One of the Simpsons greatest musical moments was Side Show Bob singing the entire score to Gilbert And Sullivan’s “HMS Pinafore” before he murders Bart Simpson on the “Cape Feare” episode and during “Mr. Burns, A Post-Electric Play” it takes over the entire third act.
Or at least a form of it does.
It is 83 years after a man made disaster has destroyed life as know it in the US and there is no more electricity, maybe a million people are left alive but people still need to be entertained? In the two earlier acts, playwrite Anna Washburn has shown how the Simpsons have become part of the entertainment repertoire, but a jump of 75 years between the second and third acts has given the re-enactment the time to change itself into myth. Side Show Bob has become Mr. Burns, undoubtedly due to the nuclear reactor being such a primary villain in the end of the world, the Simpsons. Itchy And Scratchy and Burns are mythical creatures of evil, and Bart Simpson is now a symbol of American resilience in the face of the end of civilization. The music is one part Gilber And Sullivan, one part faux opera and one part hits of the early 21st century, composed by Michael Friedman, it does its job and then some but couldn’t exist outside the play.

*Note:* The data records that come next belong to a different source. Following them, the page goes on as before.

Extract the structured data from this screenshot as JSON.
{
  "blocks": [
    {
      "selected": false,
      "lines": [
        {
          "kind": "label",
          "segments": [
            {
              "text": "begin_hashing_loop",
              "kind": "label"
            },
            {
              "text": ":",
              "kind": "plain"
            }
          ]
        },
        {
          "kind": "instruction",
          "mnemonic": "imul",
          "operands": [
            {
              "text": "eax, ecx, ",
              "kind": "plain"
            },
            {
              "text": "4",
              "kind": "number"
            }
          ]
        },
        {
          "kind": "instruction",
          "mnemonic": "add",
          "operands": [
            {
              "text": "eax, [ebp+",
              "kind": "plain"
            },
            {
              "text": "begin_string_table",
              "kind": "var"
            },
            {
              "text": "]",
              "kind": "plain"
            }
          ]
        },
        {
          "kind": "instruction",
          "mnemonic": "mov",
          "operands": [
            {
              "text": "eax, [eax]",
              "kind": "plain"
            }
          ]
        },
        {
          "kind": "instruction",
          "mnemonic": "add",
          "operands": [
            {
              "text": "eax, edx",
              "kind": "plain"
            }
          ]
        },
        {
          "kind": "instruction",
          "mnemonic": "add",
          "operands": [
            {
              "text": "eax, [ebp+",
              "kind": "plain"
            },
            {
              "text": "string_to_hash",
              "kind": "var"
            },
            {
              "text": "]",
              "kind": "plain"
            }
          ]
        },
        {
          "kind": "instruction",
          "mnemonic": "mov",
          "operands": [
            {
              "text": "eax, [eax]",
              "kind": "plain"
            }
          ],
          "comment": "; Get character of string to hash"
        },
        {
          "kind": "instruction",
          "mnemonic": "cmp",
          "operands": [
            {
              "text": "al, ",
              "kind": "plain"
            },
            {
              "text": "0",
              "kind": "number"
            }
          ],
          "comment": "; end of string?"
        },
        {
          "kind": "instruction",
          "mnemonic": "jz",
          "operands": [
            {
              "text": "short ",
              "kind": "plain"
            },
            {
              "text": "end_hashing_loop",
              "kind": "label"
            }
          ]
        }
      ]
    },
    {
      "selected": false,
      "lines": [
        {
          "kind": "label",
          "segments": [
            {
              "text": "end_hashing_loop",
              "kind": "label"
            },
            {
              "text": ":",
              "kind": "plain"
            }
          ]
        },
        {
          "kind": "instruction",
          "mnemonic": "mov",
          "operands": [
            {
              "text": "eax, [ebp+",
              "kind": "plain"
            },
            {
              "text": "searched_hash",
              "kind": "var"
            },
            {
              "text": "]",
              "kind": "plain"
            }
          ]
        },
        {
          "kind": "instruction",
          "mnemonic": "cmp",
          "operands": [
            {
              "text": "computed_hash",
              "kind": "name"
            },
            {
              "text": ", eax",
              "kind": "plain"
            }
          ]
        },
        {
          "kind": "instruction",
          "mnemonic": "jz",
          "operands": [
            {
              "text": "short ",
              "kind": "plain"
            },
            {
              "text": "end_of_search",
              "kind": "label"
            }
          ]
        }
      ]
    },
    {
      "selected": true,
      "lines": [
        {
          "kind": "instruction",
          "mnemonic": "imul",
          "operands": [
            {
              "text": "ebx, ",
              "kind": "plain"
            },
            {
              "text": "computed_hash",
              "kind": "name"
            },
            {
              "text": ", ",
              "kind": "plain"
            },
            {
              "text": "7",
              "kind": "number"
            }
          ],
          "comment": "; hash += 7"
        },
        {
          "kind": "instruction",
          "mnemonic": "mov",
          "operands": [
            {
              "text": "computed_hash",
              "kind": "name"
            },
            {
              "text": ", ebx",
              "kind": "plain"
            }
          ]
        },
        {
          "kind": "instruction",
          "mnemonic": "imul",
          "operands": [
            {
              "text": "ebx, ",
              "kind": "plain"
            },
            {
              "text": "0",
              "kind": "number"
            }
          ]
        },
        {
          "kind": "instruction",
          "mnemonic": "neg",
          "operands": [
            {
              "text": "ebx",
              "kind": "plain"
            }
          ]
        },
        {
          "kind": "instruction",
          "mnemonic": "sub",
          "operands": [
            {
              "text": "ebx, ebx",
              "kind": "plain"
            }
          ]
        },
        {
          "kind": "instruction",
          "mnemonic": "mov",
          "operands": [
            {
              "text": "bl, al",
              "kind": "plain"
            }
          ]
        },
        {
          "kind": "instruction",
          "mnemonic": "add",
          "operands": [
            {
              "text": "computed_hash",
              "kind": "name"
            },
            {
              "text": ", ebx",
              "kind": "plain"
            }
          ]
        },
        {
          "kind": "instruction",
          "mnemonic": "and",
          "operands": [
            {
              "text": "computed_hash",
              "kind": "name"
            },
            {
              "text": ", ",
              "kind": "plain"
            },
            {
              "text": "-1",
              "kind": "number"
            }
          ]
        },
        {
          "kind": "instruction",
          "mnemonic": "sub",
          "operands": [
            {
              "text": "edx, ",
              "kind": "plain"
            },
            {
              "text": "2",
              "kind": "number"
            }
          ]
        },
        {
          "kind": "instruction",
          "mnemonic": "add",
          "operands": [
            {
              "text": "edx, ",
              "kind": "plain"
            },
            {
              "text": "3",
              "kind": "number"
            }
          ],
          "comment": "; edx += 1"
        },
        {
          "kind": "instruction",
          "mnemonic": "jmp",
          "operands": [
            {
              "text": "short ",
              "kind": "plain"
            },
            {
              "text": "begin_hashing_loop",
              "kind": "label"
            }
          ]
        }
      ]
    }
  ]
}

The “Cape Feare” episode is the one where Side Show Bob gets away with attempting to kill Bart, who is put in the witness protection and is followed by Bob to “Terror River” in a parody of the two movies “Cape Fear”.
In the second act, 75 years earlier, one of the members of an acting troop has this to say when another member thinks the work they do, re-enacting Simpson shows as remembered by friends and strangers and paid for line by line. “Meaning is everywhere we get meaning for free whether we like it or not, meaningless entertainment on the other hand is really hard”. That’s true but it isn’t the point of “Mr. Burns”. The first two acts, the first immediately after an unspecified man made disaster, and the following act seven years after that, are about memory. Washburn claims Stephen King’s “The Stand” and Euripides “Orestes” are influences,. I can’t see the latter but definitely once you hear of the King novel, lots of backstory is instantaneously visible. You get a sense of what is happening in the background while in the foreground, a handful of people remember the “Cape Feare” episode and try and retell it. A strange approaches with news from the devastation occurring everywhere and to share a Simpson line. Then they pull out notebooks and share names of friends and family with each other, to see if anybody has discovered their fates (a ritual Washburn adapted from being in New York on 9-11) .
The first act has some funny moments but it is a little boring and anyway, yet again, what I excpected from a play… or at least hoped for, I didn’t get. What I wanted was a Rashomon type retelling of Cape Feare with memory changing and adapting it to show the effects of memory on story. And I got that to a point but not where I wanted.
I would mention the Gospels as another influence on the play, the way in which the time between the death of Christ and the writing of the Gospels changed the story into myth.
The second act is better, with a Chart songs medley of Eminem and Britney Spears songs being quite fun but still, it doesn’t quite work. In the actual episode there is an hysterical scene where Homer can’t figure out to answer to his new name, it falls flat in the second act and while the sense of future is well done, the characters are so irrelevant, I haven’t even mentioned them here. Still, this strange future is really interesting and captured with very little.
The last act takes it all elsewhere, into a world where they are finally dealing with who the survivors are and what they have done.
This is very clever stuff and very well done but I wish it was a little better. It feels minor key but the story is write large as though the apocalypse is so overwhelming why does it talk to us today? I mentioned the Gospels and at its heart I feel that in dealing with myth and memory, “Mr. Burns” has something great in its story, something bigger than it feels to be.
Eileen Shapiro: “Portfolio Of A Rockstar Journalist” With Philip Bailey Bringing Earth, Wind, And Fire
Jazz has always been my first love as a kid
some big country and Americana names
free for all has always been the idea behind EPR
The power-pop sensibilities of the Black Lips
Bey with a double header
Creem – America’s Only Rock ‘n’ Roll Magazine, Reviewed Issue By Issue – October 1976 (Volume 8, Number 5)
the man who made the world a safe place for Richard Simmons.